WORK REQUEST —
Word for word, write the records out again, but omit each picture.

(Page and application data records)
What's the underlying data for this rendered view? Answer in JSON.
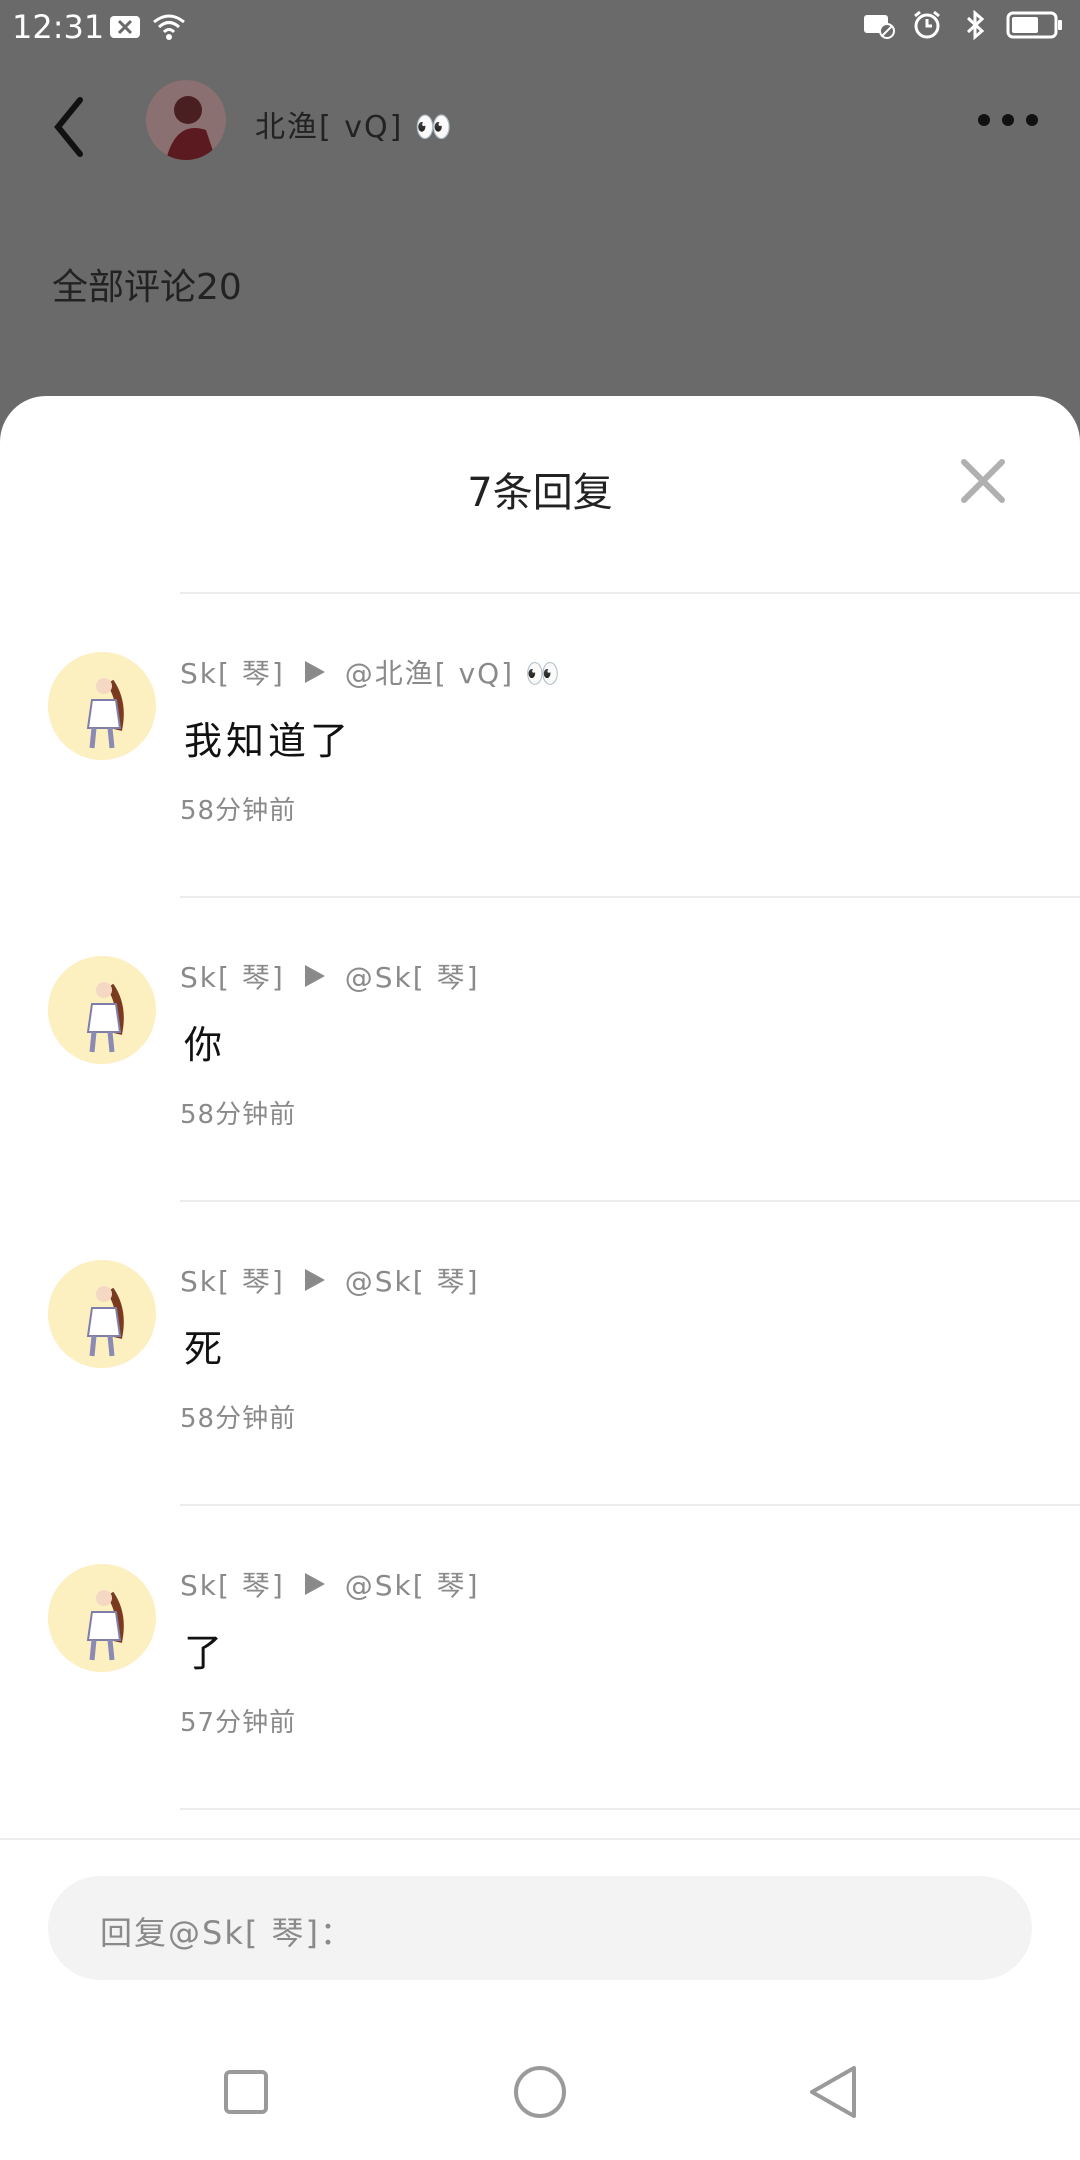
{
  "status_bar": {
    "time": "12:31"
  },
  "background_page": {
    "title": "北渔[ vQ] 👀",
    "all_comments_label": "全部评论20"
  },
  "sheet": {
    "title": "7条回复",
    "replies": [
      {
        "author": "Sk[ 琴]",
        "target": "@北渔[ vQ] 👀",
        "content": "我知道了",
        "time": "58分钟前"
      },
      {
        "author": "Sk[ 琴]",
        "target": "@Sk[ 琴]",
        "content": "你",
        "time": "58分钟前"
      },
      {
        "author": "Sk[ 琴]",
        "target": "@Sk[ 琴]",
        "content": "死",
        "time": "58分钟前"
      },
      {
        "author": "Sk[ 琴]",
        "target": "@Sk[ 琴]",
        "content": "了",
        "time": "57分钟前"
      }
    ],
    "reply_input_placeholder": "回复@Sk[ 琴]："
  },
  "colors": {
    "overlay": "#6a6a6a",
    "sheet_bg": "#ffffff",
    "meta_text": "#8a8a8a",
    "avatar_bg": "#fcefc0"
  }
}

TASK RESULT —
What's the underlying data for this rendered view? Answer in JSON.
{
  "status_bar": {
    "time": "12:31"
  },
  "background_page": {
    "title": "北渔[ vQ] 👀",
    "all_comments_label": "全部评论20"
  },
  "sheet": {
    "title": "7条回复",
    "replies": [
      {
        "author": "Sk[ 琴]",
        "target": "@北渔[ vQ] 👀",
        "content": "我知道了",
        "time": "58分钟前"
      },
      {
        "author": "Sk[ 琴]",
        "target": "@Sk[ 琴]",
        "content": "你",
        "time": "58分钟前"
      },
      {
        "author": "Sk[ 琴]",
        "target": "@Sk[ 琴]",
        "content": "死",
        "time": "58分钟前"
      },
      {
        "author": "Sk[ 琴]",
        "target": "@Sk[ 琴]",
        "content": "了",
        "time": "57分钟前"
      }
    ],
    "reply_input_placeholder": "回复@Sk[ 琴]："
  },
  "colors": {
    "overlay": "#6a6a6a",
    "sheet_bg": "#ffffff",
    "meta_text": "#8a8a8a",
    "avatar_bg": "#fcefc0"
  }
}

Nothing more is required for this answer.